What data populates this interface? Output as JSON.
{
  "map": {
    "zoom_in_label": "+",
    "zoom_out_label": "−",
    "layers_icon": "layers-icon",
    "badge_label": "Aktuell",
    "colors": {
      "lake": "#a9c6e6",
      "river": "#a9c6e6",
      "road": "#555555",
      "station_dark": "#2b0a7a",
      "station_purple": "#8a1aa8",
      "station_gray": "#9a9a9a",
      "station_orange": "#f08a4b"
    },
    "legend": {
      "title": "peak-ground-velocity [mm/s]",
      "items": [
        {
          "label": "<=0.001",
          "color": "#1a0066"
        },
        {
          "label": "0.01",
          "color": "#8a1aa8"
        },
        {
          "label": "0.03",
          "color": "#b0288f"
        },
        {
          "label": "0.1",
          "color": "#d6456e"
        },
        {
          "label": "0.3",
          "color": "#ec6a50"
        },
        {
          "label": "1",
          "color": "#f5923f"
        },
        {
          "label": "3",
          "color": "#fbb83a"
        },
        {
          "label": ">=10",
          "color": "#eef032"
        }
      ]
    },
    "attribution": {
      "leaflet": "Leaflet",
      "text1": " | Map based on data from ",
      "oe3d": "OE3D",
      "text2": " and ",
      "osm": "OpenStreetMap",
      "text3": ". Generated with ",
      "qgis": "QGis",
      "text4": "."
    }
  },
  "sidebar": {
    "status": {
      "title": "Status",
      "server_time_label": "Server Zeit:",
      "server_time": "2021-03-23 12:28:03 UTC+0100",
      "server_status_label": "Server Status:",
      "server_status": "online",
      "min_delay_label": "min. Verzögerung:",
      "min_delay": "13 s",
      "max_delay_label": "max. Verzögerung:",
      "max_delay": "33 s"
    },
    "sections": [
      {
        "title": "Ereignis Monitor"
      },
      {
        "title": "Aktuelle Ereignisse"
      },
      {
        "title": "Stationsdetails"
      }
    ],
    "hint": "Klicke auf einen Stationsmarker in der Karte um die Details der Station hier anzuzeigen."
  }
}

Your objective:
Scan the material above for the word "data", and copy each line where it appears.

Response:
What data populates this interface? Output as JSON.
      "text1": " | Map based on data from ",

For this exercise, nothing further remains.